Moving abroad – What if you lose mental capacity?
Thinking of moving abroad?
If you’re moving abroad for more than just a few months, you’ve probably been planning it for a while.
One thing that might not be on your checklist but should be is to find out what would happen if you should lose mental capacity after moving abroad.
It’s worth bearing in mind that the approach other jurisdictions take to the issue of mental capacity is not always exactly the same as it is in the UK.
In the UK we have legislation in the form of the Mental Capacity Act 2005, which gives protection to the rights of mentally incapacitated persons. Not all countries have similar protections in their legislation.
If a UK individual living, or owning property abroad loses mental capacity it is important to establish which country’s courts have the jurisdiction to make orders relating to the person’s property and affairs.
If it is the foreign country which has the jurisdiction, there is the issue of whether their courts will recognise and enforce orders made by courts in the UK or recognise any Lasting Power of Attorney or Enduring Power of Attorney made in this country in relation to the property.
Relatives who lose mental capacity whilst living abroad
If you have a relative living overseas who loses mental capacity what should you do?
The first issue to investigate is whether the person made a document that is equivalent to a Lasting Power of Attorney(LPA) or an Enduring Power of Attorney(EPA) in the country where they are living.
If they haven’t then an LPA or EPA made in the UK and registered with the Office of the Public Guardian may be acceptable to the foreign courts in that jusrisdiction. However, there could also be local requirements that have to be satisfied before the document can actually be used and these often vary considerably between regions within a country.
A translation of the document and a notarial certificate that the translation is accurate will be needed if you have to rely on using an LPA or EPA registered in the UK..
The HM Foreign and Commonwealth Office will also have to be asked to issue a special certificate known as an ‘Apostille’ to authenticate the notary’s signature and seal on the translation document.
In some countries there has to be further authentification by the consular office of the country where the property or assets of the incapacitated person are situated.
Court of Protection Deputy
If an incapacitated person owns a property abroad but is usually resident in the UK and they have failed to make a Lasting Power of Attorney or the foreign equivalent, it may be possible to obtain an order from the Court of Protection for the appointment of a Deputy to manage their property and finances which would be recognised as valid in the jurisdiction where the foreign property is situated.
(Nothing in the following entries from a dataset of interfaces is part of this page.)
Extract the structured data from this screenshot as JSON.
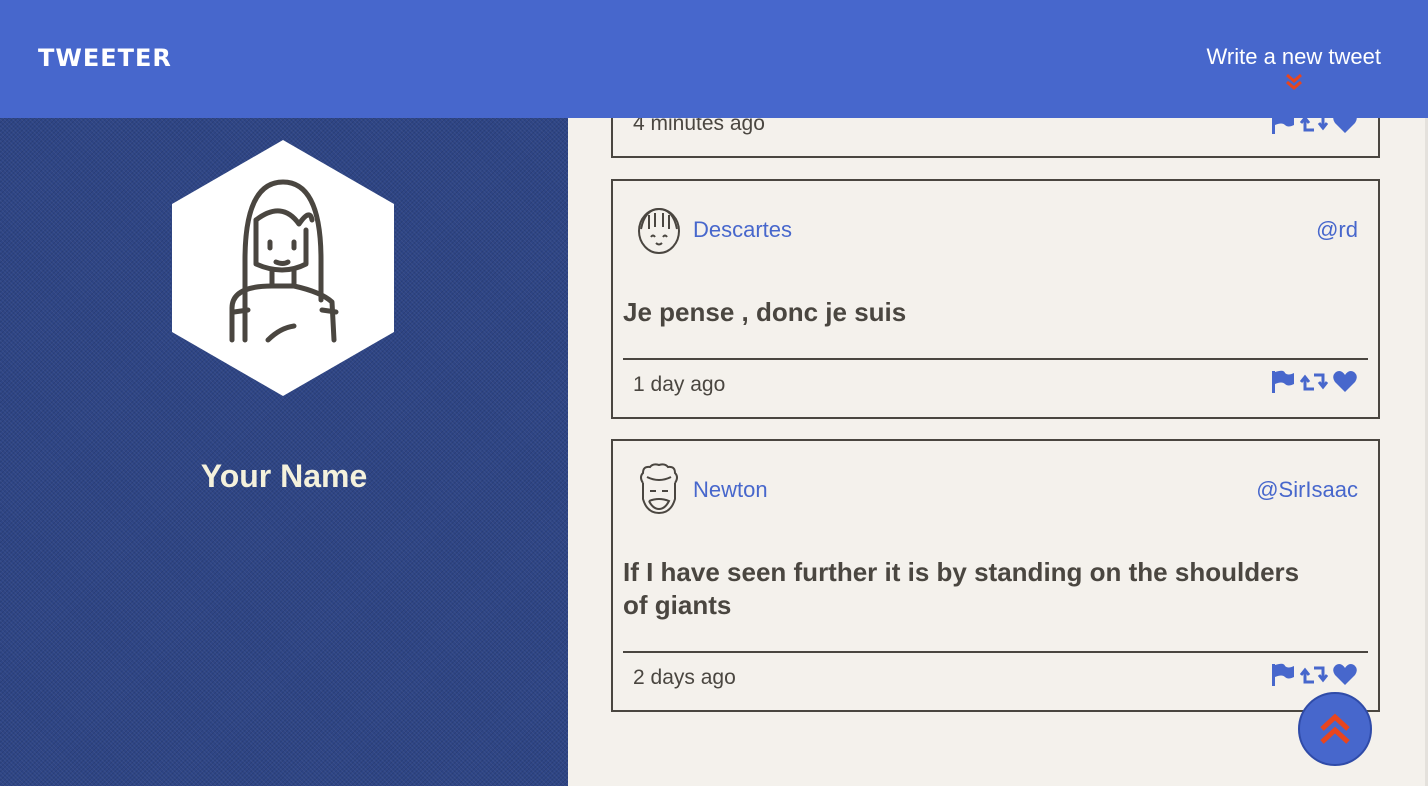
{
  "nav": {
    "brand": "TWEETER",
    "compose_label": "Write a new tweet"
  },
  "profile": {
    "name": "Your Name"
  },
  "tweets": [
    {
      "time": "4 minutes ago"
    },
    {
      "name": "Descartes",
      "handle": "@rd",
      "content": "Je pense , donc je suis",
      "time": "1 day ago"
    },
    {
      "name": "Newton",
      "handle": "@SirIsaac",
      "content": "If I have seen further it is by standing on the shoulders of giants",
      "time": "2 days ago"
    }
  ],
  "icons": {
    "flag": "flag-icon",
    "retweet": "retweet-icon",
    "like": "heart-icon",
    "compose_arrow": "double-chevron-down-icon",
    "scroll_top": "double-chevron-up-icon"
  },
  "colors": {
    "primary": "#4767cc",
    "accent": "#e8451e",
    "text": "#4a4640",
    "background": "#f4f1ec",
    "profile_bg": "#2e4585"
  }
}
However, this usually requires an additional application to a local court in the country concerned to have the English Deputyship order recognised. This will not be straight forward and it is often easier and less time consuming to make an application direct to the foreign court for authority to deal with the property. It may even be necessary to do this where the incapacitated person did make an LPA or EPA in this country but the foreign jurisdiction refuses to recognise it.
Take action before moving abroad
Before buying a property abroad or leaving to live in a foreign country the wisest action is to take professional advice to make sure you fully understand all the legal and financial procedures involved and put in place appropriate documentation. Lasting Powers of Attorney should be set up to cover any UK assets that will be retained in case they need to be managed whilst you are abroad.
If you’ve got a question on these issues or any other aspect of mental capacity or inheritance law why not send us your query and we’ll try to answer it on the blog. Or join our new membership service BE My Own Lawyer